-- Record excerpts follows --
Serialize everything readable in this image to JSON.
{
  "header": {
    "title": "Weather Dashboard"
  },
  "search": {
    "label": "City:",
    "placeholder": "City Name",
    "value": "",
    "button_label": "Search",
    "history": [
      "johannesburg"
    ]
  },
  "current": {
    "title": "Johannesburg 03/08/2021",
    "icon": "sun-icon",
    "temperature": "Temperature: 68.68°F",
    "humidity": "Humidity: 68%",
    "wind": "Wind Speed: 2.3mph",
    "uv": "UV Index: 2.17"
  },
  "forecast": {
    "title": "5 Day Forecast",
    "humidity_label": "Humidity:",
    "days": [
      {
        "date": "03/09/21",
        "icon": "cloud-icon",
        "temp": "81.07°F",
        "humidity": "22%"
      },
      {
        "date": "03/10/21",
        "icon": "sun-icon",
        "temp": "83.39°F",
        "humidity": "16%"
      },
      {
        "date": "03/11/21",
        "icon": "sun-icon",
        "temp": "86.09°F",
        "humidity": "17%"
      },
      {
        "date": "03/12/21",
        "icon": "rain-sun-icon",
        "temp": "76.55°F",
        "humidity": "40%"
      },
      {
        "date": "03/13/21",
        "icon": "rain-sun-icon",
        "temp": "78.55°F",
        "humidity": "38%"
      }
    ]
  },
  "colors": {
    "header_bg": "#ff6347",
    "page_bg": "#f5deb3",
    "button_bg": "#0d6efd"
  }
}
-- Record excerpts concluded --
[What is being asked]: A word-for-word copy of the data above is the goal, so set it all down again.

[Solution for this exercise]:
Serialize everything readable in this image to JSON.
{
  "header": {
    "title": "Weather Dashboard"
  },
  "search": {
    "label": "City:",
    "placeholder": "City Name",
    "value": "",
    "button_label": "Search",
    "history": [
      "johannesburg"
    ]
  },
  "current": {
    "title": "Johannesburg 03/08/2021",
    "icon": "sun-icon",
    "temperature": "Temperature: 68.68°F",
    "humidity": "Humidity: 68%",
    "wind": "Wind Speed: 2.3mph",
    "uv": "UV Index: 2.17"
  },
  "forecast": {
    "title": "5 Day Forecast",
    "humidity_label": "Humidity:",
    "days": [
      {
        "date": "03/09/21",
        "icon": "cloud-icon",
        "temp": "81.07°F",
        "humidity": "22%"
      },
      {
        "date": "03/10/21",
        "icon": "sun-icon",
        "temp": "83.39°F",
        "humidity": "16%"
      },
      {
        "date": "03/11/21",
        "icon": "sun-icon",
        "temp": "86.09°F",
        "humidity": "17%"
      },
      {
        "date": "03/12/21",
        "icon": "rain-sun-icon",
        "temp": "76.55°F",
        "humidity": "40%"
      },
      {
        "date": "03/13/21",
        "icon": "rain-sun-icon",
        "temp": "78.55°F",
        "humidity": "38%"
      }
    ]
  },
  "colors": {
    "header_bg": "#ff6347",
    "page_bg": "#f5deb3",
    "button_bg": "#0d6efd"
  }
}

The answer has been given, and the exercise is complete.